Work task: Below are records to return verbatim; the pictures are to be dropped.

Material provided:
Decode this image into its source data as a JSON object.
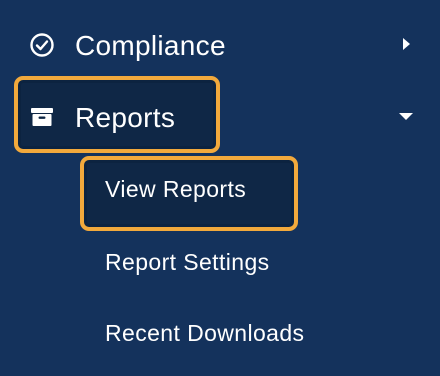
{
  "sidebar": {
    "items": [
      {
        "label": "Compliance",
        "icon": "check-circle-icon",
        "caret": "chevron-right-icon",
        "expanded": false
      },
      {
        "label": "Reports",
        "icon": "archive-box-icon",
        "caret": "caret-down-icon",
        "expanded": true,
        "highlighted": true,
        "children": [
          {
            "label": "View Reports",
            "highlighted": true
          },
          {
            "label": "Report Settings"
          },
          {
            "label": "Recent Downloads"
          }
        ]
      }
    ]
  },
  "colors": {
    "background": "#14325c",
    "highlight_border": "#f2a93c",
    "highlight_fill": "#0f2746",
    "text": "#ffffff"
  }
}
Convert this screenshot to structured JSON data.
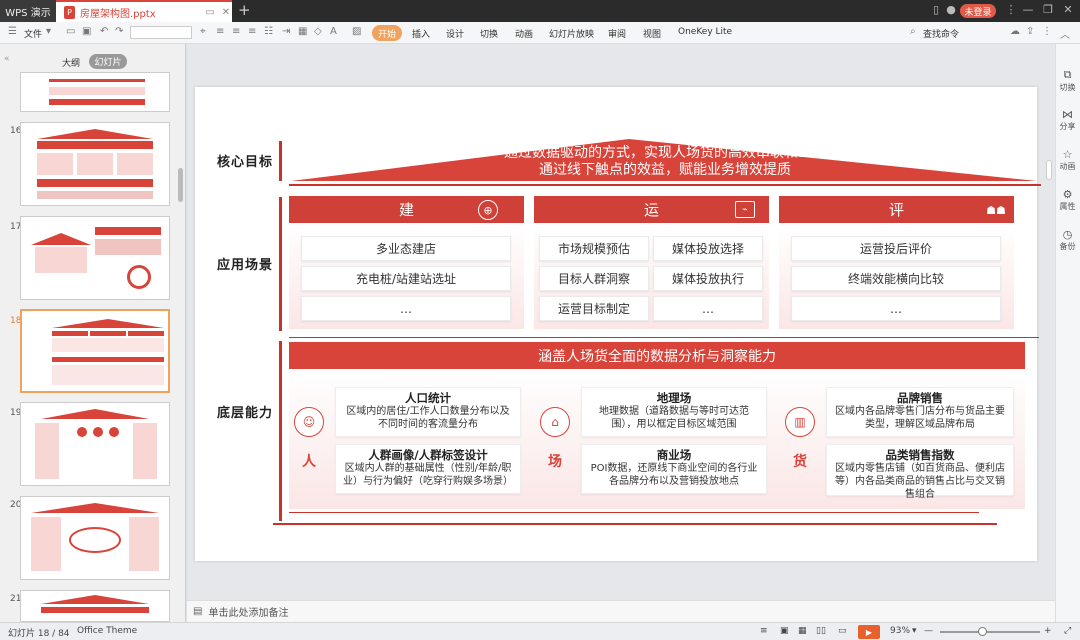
{
  "app": {
    "name": "WPS 演示"
  },
  "document": {
    "filename": "房屋架构图.pptx"
  },
  "title_bar": {
    "login_label": "未登录",
    "new_tab": "+"
  },
  "ribbon": {
    "file_menu": "文件",
    "tabs": [
      "开始",
      "插入",
      "设计",
      "切换",
      "动画",
      "幻灯片放映",
      "审阅",
      "视图",
      "OneKey Lite"
    ],
    "search_label": "查找命令"
  },
  "left_panel": {
    "outline_label": "大纲",
    "slides_label": "幻灯片",
    "slide_numbers": [
      "16",
      "17",
      "18",
      "19",
      "20",
      "21"
    ]
  },
  "slide": {
    "sections": {
      "goal": "核心目标",
      "scenarios": "应用场景",
      "capability": "底层能力"
    },
    "roof": {
      "line1": "通过数据驱动的方式，实现人场货的高效串联和匹配",
      "line2": "通过线下触点的效益，赋能业务增效提质"
    },
    "columns": [
      {
        "title": "建",
        "items": [
          "多业态建店",
          "充电桩/站建站选址",
          "…"
        ]
      },
      {
        "title": "运",
        "items": [
          "市场规模预估",
          "媒体投放选择",
          "目标人群洞察",
          "媒体投放执行",
          "运营目标制定",
          "…"
        ]
      },
      {
        "title": "评",
        "items": [
          "运营投后评价",
          "终端效能横向比较",
          "…"
        ]
      }
    ],
    "capability_banner": "涵盖人场货全面的数据分析与洞察能力",
    "capabilities": [
      {
        "char": "人",
        "boxes": [
          {
            "title": "人口统计",
            "desc": "区域内的居住/工作人口数量分布以及不同时间的客流量分布"
          },
          {
            "title": "人群画像/人群标签设计",
            "desc": "区域内人群的基础属性（性别/年龄/职业）与行为偏好（吃穿行购娱多场景）"
          }
        ]
      },
      {
        "char": "场",
        "boxes": [
          {
            "title": "地理场",
            "desc": "地理数据（道路数据与等时可达范围），用以框定目标区域范围"
          },
          {
            "title": "商业场",
            "desc": "POI数据，还原线下商业空间的各行业各品牌分布以及营销投放地点"
          }
        ]
      },
      {
        "char": "货",
        "boxes": [
          {
            "title": "品牌销售",
            "desc": "区域内各品牌零售门店分布与货品主要类型，理解区域品牌布局"
          },
          {
            "title": "品类销售指数",
            "desc": "区域内零售店铺（如百货商品、便利店等）内各品类商品的销售占比与交叉销售组合"
          }
        ]
      }
    ]
  },
  "right_panel": {
    "items": [
      "切换",
      "分享",
      "动画",
      "属性",
      "备份"
    ]
  },
  "notes": {
    "placeholder": "单击此处添加备注"
  },
  "status_bar": {
    "slide_info": "幻灯片 18 / 84",
    "theme": "Office Theme",
    "zoom": "93%"
  },
  "colors": {
    "accent": "#d9443a",
    "ribbon_active": "#f0a35e",
    "title_bar": "#2b2b2b"
  }
}
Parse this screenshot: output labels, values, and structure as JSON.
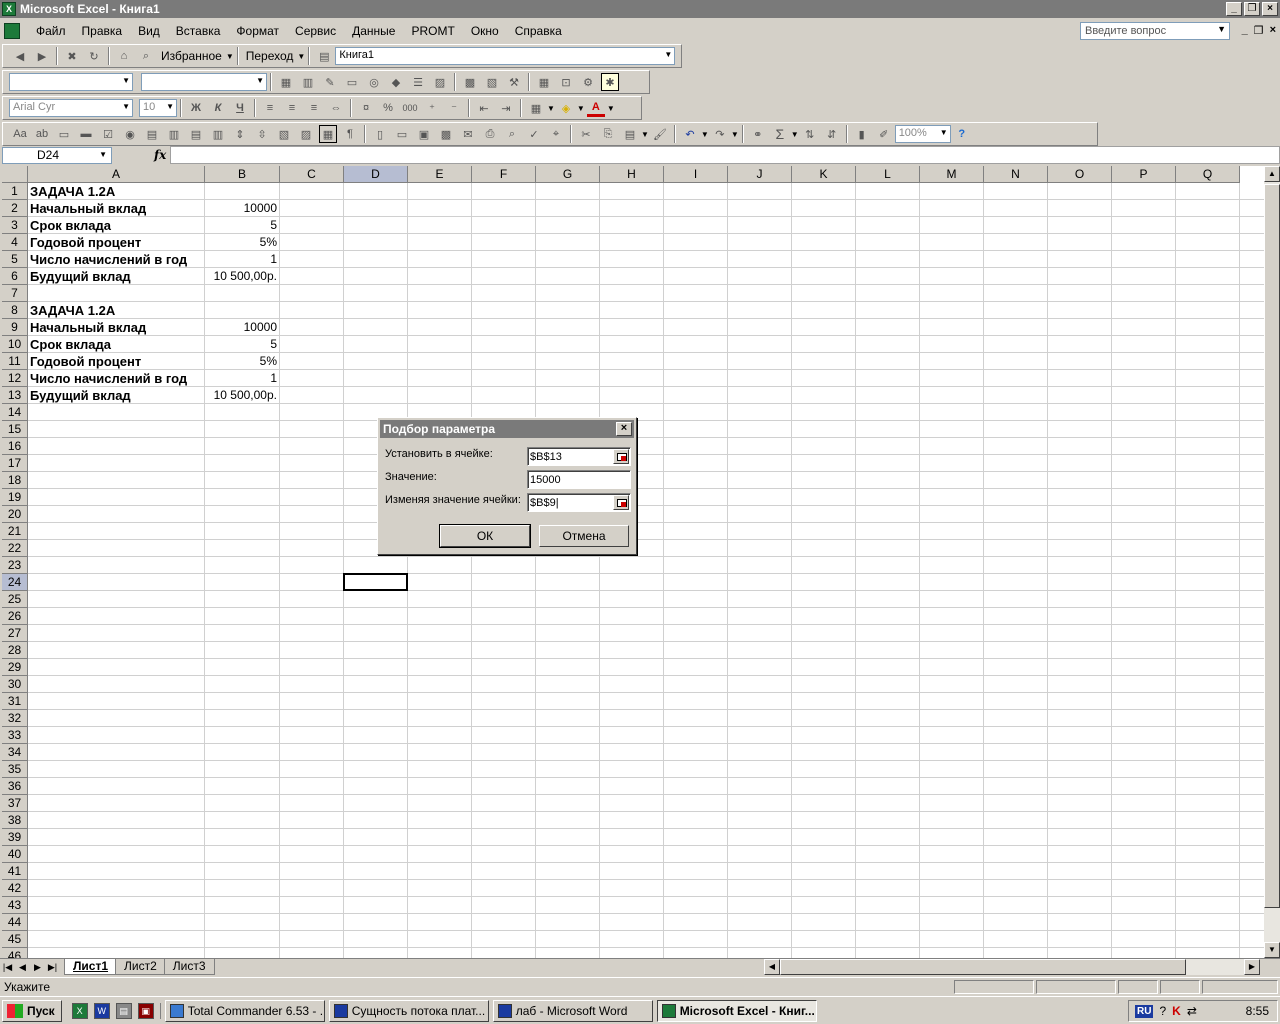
{
  "window": {
    "title": "Microsoft Excel - Книга1"
  },
  "menu": {
    "items": [
      "Файл",
      "Правка",
      "Вид",
      "Вставка",
      "Формат",
      "Сервис",
      "Данные",
      "PROMT",
      "Окно",
      "Справка"
    ],
    "question_placeholder": "Введите вопрос"
  },
  "web_toolbar": {
    "favorites_label": "Избранное",
    "go_label": "Переход",
    "address_value": "Книга1"
  },
  "format_toolbar": {
    "font_name": "Arial Cyr",
    "font_size": "10",
    "bold": "Ж",
    "italic": "К",
    "underline": "Ч",
    "percent": "%",
    "thousands": "000"
  },
  "standard_toolbar": {
    "zoom": "100%",
    "sum": "Σ"
  },
  "formula_bar": {
    "name_box": "D24",
    "fx": "fx",
    "formula": ""
  },
  "sheet": {
    "columns": [
      "A",
      "B",
      "C",
      "D",
      "E",
      "F",
      "G",
      "H",
      "I",
      "J",
      "K",
      "L",
      "M",
      "N",
      "O",
      "P",
      "Q"
    ],
    "rows": [
      "1",
      "2",
      "3",
      "4",
      "5",
      "6",
      "7",
      "8",
      "9",
      "10",
      "11",
      "12",
      "13",
      "14",
      "15",
      "16",
      "17",
      "18",
      "19",
      "20",
      "21",
      "22",
      "23",
      "24",
      "25",
      "26",
      "27",
      "28",
      "29",
      "30",
      "31",
      "32",
      "33",
      "34",
      "35",
      "36",
      "37",
      "38",
      "39",
      "40",
      "41",
      "42",
      "43",
      "44",
      "45",
      "46"
    ],
    "selected_column": "D",
    "selected_row": "24",
    "cells": [
      {
        "row": 1,
        "a": "ЗАДАЧА 1.2А",
        "b": ""
      },
      {
        "row": 2,
        "a": "Начальный вклад",
        "b": "10000"
      },
      {
        "row": 3,
        "a": "Срок вклада",
        "b": "5"
      },
      {
        "row": 4,
        "a": "Годовой процент",
        "b": "5%"
      },
      {
        "row": 5,
        "a": "Число начислений в год",
        "b": "1"
      },
      {
        "row": 6,
        "a": "Будущий вклад",
        "b": "10 500,00р."
      },
      {
        "row": 8,
        "a": "ЗАДАЧА 1.2А",
        "b": ""
      },
      {
        "row": 9,
        "a": "Начальный вклад",
        "b": "10000"
      },
      {
        "row": 10,
        "a": "Срок вклада",
        "b": "5"
      },
      {
        "row": 11,
        "a": "Годовой процент",
        "b": "5%"
      },
      {
        "row": 12,
        "a": "Число начислений в год",
        "b": "1"
      },
      {
        "row": 13,
        "a": "Будущий вклад",
        "b": "10 500,00р."
      }
    ],
    "tabs": [
      "Лист1",
      "Лист2",
      "Лист3"
    ],
    "active_tab": "Лист1"
  },
  "dialog": {
    "title": "Подбор параметра",
    "set_cell_label": "Установить в ячейке:",
    "set_cell_value": "$B$13",
    "value_label": "Значение:",
    "value_value": "15000",
    "changing_label": "Изменяя значение ячейки:",
    "changing_value": "$B$9",
    "ok_label": "ОК",
    "cancel_label": "Отмена"
  },
  "status": {
    "text": "Укажите"
  },
  "taskbar": {
    "start_label": "Пуск",
    "tasks": [
      {
        "label": "Total Commander 6.53 - ...",
        "active": false
      },
      {
        "label": "Сущность потока плат...",
        "active": false
      },
      {
        "label": "лаб - Microsoft Word",
        "active": false
      },
      {
        "label": "Microsoft Excel - Книг...",
        "active": true
      }
    ],
    "lang": "RU",
    "clock": "8:55"
  },
  "colors": {
    "title_inactive": "#7a7a7a",
    "selection_header": "#b6bdd2",
    "chrome": "#d4d0c8"
  }
}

Result below:
Decode this image into its source data as a JSON object.
{
  "sidebar": {
    "items": [
      {
        "label": "Compliance",
        "icon": "check-circle-icon",
        "caret": "chevron-right-icon",
        "expanded": false
      },
      {
        "label": "Reports",
        "icon": "archive-box-icon",
        "caret": "caret-down-icon",
        "expanded": true,
        "highlighted": true,
        "children": [
          {
            "label": "View Reports",
            "highlighted": true
          },
          {
            "label": "Report Settings"
          },
          {
            "label": "Recent Downloads"
          }
        ]
      }
    ]
  },
  "colors": {
    "background": "#14325c",
    "highlight_border": "#f2a93c",
    "highlight_fill": "#0f2746",
    "text": "#ffffff"
  }
}
Convert this screenshot to structured JSON data.
{
  "app": {
    "name": "WPS 演示"
  },
  "document": {
    "filename": "房屋架构图.pptx"
  },
  "title_bar": {
    "login_label": "未登录",
    "new_tab": "+"
  },
  "ribbon": {
    "file_menu": "文件",
    "tabs": [
      "开始",
      "插入",
      "设计",
      "切换",
      "动画",
      "幻灯片放映",
      "审阅",
      "视图",
      "OneKey Lite"
    ],
    "search_label": "查找命令"
  },
  "left_panel": {
    "outline_label": "大纲",
    "slides_label": "幻灯片",
    "slide_numbers": [
      "16",
      "17",
      "18",
      "19",
      "20",
      "21"
    ]
  },
  "slide": {
    "sections": {
      "goal": "核心目标",
      "scenarios": "应用场景",
      "capability": "底层能力"
    },
    "roof": {
      "line1": "通过数据驱动的方式，实现人场货的高效串联和匹配",
      "line2": "通过线下触点的效益，赋能业务增效提质"
    },
    "columns": [
      {
        "title": "建",
        "items": [
          "多业态建店",
          "充电桩/站建站选址",
          "…"
        ]
      },
      {
        "title": "运",
        "items": [
          "市场规模预估",
          "媒体投放选择",
          "目标人群洞察",
          "媒体投放执行",
          "运营目标制定",
          "…"
        ]
      },
      {
        "title": "评",
        "items": [
          "运营投后评价",
          "终端效能横向比较",
          "…"
        ]
      }
    ],
    "capability_banner": "涵盖人场货全面的数据分析与洞察能力",
    "capabilities": [
      {
        "char": "人",
        "boxes": [
          {
            "title": "人口统计",
            "desc": "区域内的居住/工作人口数量分布以及不同时间的客流量分布"
          },
          {
            "title": "人群画像/人群标签设计",
            "desc": "区域内人群的基础属性（性别/年龄/职业）与行为偏好（吃穿行购娱多场景）"
          }
        ]
      },
      {
        "char": "场",
        "boxes": [
          {
            "title": "地理场",
            "desc": "地理数据（道路数据与等时可达范围），用以框定目标区域范围"
          },
          {
            "title": "商业场",
            "desc": "POI数据，还原线下商业空间的各行业各品牌分布以及营销投放地点"
          }
        ]
      },
      {
        "char": "货",
        "boxes": [
          {
            "title": "品牌销售",
            "desc": "区域内各品牌零售门店分布与货品主要类型，理解区域品牌布局"
          },
          {
            "title": "品类销售指数",
            "desc": "区域内零售店铺（如百货商品、便利店等）内各品类商品的销售占比与交叉销售组合"
          }
        ]
      }
    ]
  },
  "right_panel": {
    "items": [
      "切换",
      "分享",
      "动画",
      "属性",
      "备份"
    ]
  },
  "notes": {
    "placeholder": "单击此处添加备注"
  },
  "status_bar": {
    "slide_info": "幻灯片 18 / 84",
    "theme": "Office Theme",
    "zoom": "93%"
  },
  "colors": {
    "accent": "#d9443a",
    "ribbon_active": "#f0a35e",
    "title_bar": "#2b2b2b"
  }
}
Parse this screenshot: output labels, values, and structure as JSON.
{
  "window": {
    "title": "Microsoft Excel - Книга1"
  },
  "menu": {
    "items": [
      "Файл",
      "Правка",
      "Вид",
      "Вставка",
      "Формат",
      "Сервис",
      "Данные",
      "PROMT",
      "Окно",
      "Справка"
    ],
    "question_placeholder": "Введите вопрос"
  },
  "web_toolbar": {
    "favorites_label": "Избранное",
    "go_label": "Переход",
    "address_value": "Книга1"
  },
  "format_toolbar": {
    "font_name": "Arial Cyr",
    "font_size": "10",
    "bold": "Ж",
    "italic": "К",
    "underline": "Ч",
    "percent": "%",
    "thousands": "000"
  },
  "standard_toolbar": {
    "zoom": "100%",
    "sum": "Σ"
  },
  "formula_bar": {
    "name_box": "D24",
    "fx": "fx",
    "formula": ""
  },
  "sheet": {
    "columns": [
      "A",
      "B",
      "C",
      "D",
      "E",
      "F",
      "G",
      "H",
      "I",
      "J",
      "K",
      "L",
      "M",
      "N",
      "O",
      "P",
      "Q"
    ],
    "rows": [
      "1",
      "2",
      "3",
      "4",
      "5",
      "6",
      "7",
      "8",
      "9",
      "10",
      "11",
      "12",
      "13",
      "14",
      "15",
      "16",
      "17",
      "18",
      "19",
      "20",
      "21",
      "22",
      "23",
      "24",
      "25",
      "26",
      "27",
      "28",
      "29",
      "30",
      "31",
      "32",
      "33",
      "34",
      "35",
      "36",
      "37",
      "38",
      "39",
      "40",
      "41",
      "42",
      "43",
      "44",
      "45",
      "46"
    ],
    "selected_column": "D",
    "selected_row": "24",
    "cells": [
      {
        "row": 1,
        "a": "ЗАДАЧА 1.2А",
        "b": ""
      },
      {
        "row": 2,
        "a": "Начальный вклад",
        "b": "10000"
      },
      {
        "row": 3,
        "a": "Срок вклада",
        "b": "5"
      },
      {
        "row": 4,
        "a": "Годовой процент",
        "b": "5%"
      },
      {
        "row": 5,
        "a": "Число начислений в год",
        "b": "1"
      },
      {
        "row": 6,
        "a": "Будущий вклад",
        "b": "10 500,00р."
      },
      {
        "row": 8,
        "a": "ЗАДАЧА 1.2А",
        "b": ""
      },
      {
        "row": 9,
        "a": "Начальный вклад",
        "b": "10000"
      },
      {
        "row": 10,
        "a": "Срок вклада",
        "b": "5"
      },
      {
        "row": 11,
        "a": "Годовой процент",
        "b": "5%"
      },
      {
        "row": 12,
        "a": "Число начислений в год",
        "b": "1"
      },
      {
        "row": 13,
        "a": "Будущий вклад",
        "b": "10 500,00р."
      }
    ],
    "tabs": [
      "Лист1",
      "Лист2",
      "Лист3"
    ],
    "active_tab": "Лист1"
  },
  "dialog": {
    "title": "Подбор параметра",
    "set_cell_label": "Установить в ячейке:",
    "set_cell_value": "$B$13",
    "value_label": "Значение:",
    "value_value": "15000",
    "changing_label": "Изменяя значение ячейки:",
    "changing_value": "$B$9",
    "ok_label": "ОК",
    "cancel_label": "Отмена"
  },
  "status": {
    "text": "Укажите"
  },
  "taskbar": {
    "start_label": "Пуск",
    "tasks": [
      {
        "label": "Total Commander 6.53 - ...",
        "active": false
      },
      {
        "label": "Сущность потока плат...",
        "active": false
      },
      {
        "label": "лаб - Microsoft Word",
        "active": false
      },
      {
        "label": "Microsoft Excel - Книг...",
        "active": true
      }
    ],
    "lang": "RU",
    "clock": "8:55"
  },
  "colors": {
    "title_inactive": "#7a7a7a",
    "selection_header": "#b6bdd2",
    "chrome": "#d4d0c8"
  }
}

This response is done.